Reproduce the data that follows character for character, but omit its pictures.

=-=-=

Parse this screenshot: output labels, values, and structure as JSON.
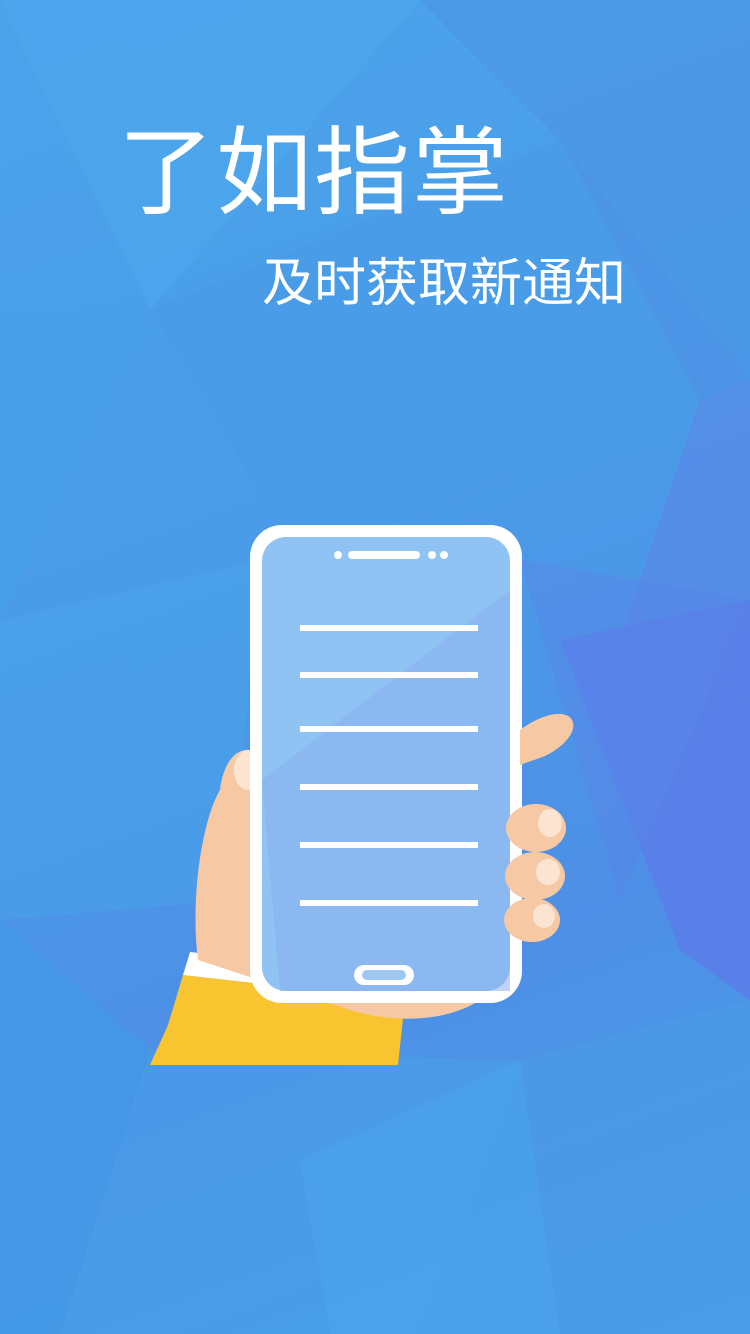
{
  "splash": {
    "title": "了如指掌",
    "subtitle": "及时获取新通知"
  },
  "illustration": {
    "icon": "hand-holding-phone-icon",
    "list_lines": 6
  },
  "colors": {
    "background": "#4a9fe6",
    "phone_frame": "#ffffff",
    "phone_screen": "#8ec3f3",
    "skin": "#f6c9a4",
    "skin_shadow": "#f0a67d",
    "cuff": "#ffffff",
    "sleeve": "#f8c531"
  }
}
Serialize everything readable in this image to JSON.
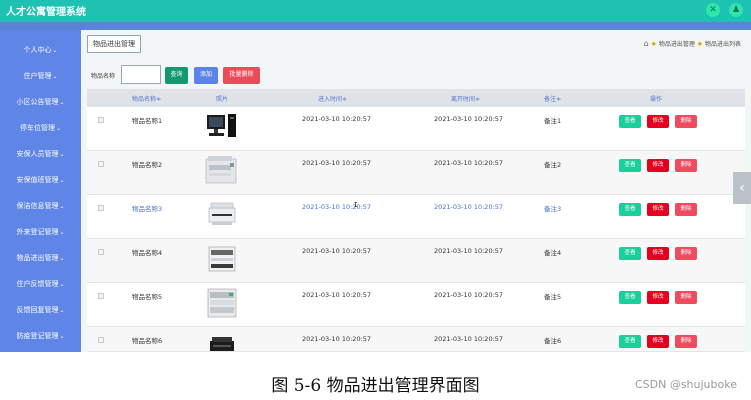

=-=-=

:: RESULT ::
Parse this screenshot: output labels, values, and structure as JSON.
{
  "splash": {
    "title": "了如指掌",
    "subtitle": "及时获取新通知"
  },
  "illustration": {
    "icon": "hand-holding-phone-icon",
    "list_lines": 6
  },
  "colors": {
    "background": "#4a9fe6",
    "phone_frame": "#ffffff",
    "phone_screen": "#8ec3f3",
    "skin": "#f6c9a4",
    "skin_shadow": "#f0a67d",
    "cuff": "#ffffff",
    "sleeve": "#f8c531"
  }
}
Serialize everything readable in this image to JSON.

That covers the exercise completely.